Additive manufacturing, also known as 3D printing is a manufacturing technique whose process involves laying down of material, one layer on top of the other such that a solid object is formed. Its capability to produce objects of complicated geometrical shapes (otherwise unachievable by traditional manufacturing techniques) within a relatively short time and without extra tooling has made it ideal for prototyping and creation of customized products. In medicine, it finds application in replicating the medical imaging scans to actual tangible solid objects. This births immense potential as the models can be used to extend the pre-surgical preparations to include processes that are otherwise conducted intra-operatively. These include pre-bending the reconstruction plates to fit the patient’s anatomy almost perfectly. As such, the intra-operative time is reduced and along with it the perioperative risks and costs. The outcome is improved as well. In Kenya, there are very few Oral and Maxillofacial Surgeons and fewer facilities where patients can be attended to. A significant number of the cases presented to them require extensive reconstruction and the process is not only time consuming but also expensive. Therefore, a large number of patients fail to be attended to in due time causing much pain and suffering. Studies have shown that incorporating 3D printed patient specific models in treatment planning has a positive impact in reducing intra-operative time and consequently, costs. This review is part of a broader study proposal whose objective will be to investigate the impact of using patient specific 3D printed models in reconstructive surgery of the mandible.
Key words: 3D-printing, models, reconstructive surgery, mandible.

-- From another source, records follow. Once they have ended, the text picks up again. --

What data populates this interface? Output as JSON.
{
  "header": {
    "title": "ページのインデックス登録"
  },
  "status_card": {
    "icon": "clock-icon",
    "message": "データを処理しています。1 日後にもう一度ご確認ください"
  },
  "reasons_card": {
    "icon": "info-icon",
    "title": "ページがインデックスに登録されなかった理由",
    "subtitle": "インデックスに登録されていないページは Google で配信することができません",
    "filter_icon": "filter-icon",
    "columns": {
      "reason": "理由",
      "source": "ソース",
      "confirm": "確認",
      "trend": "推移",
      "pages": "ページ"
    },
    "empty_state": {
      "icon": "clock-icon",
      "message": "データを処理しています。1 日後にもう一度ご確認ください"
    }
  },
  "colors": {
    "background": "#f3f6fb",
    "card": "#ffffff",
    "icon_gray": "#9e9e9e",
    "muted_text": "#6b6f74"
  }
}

Copyright © 2019 Author(s) retain the copyright of this article.
This article is published under the terms of the Creative Commons Attribution License 4.0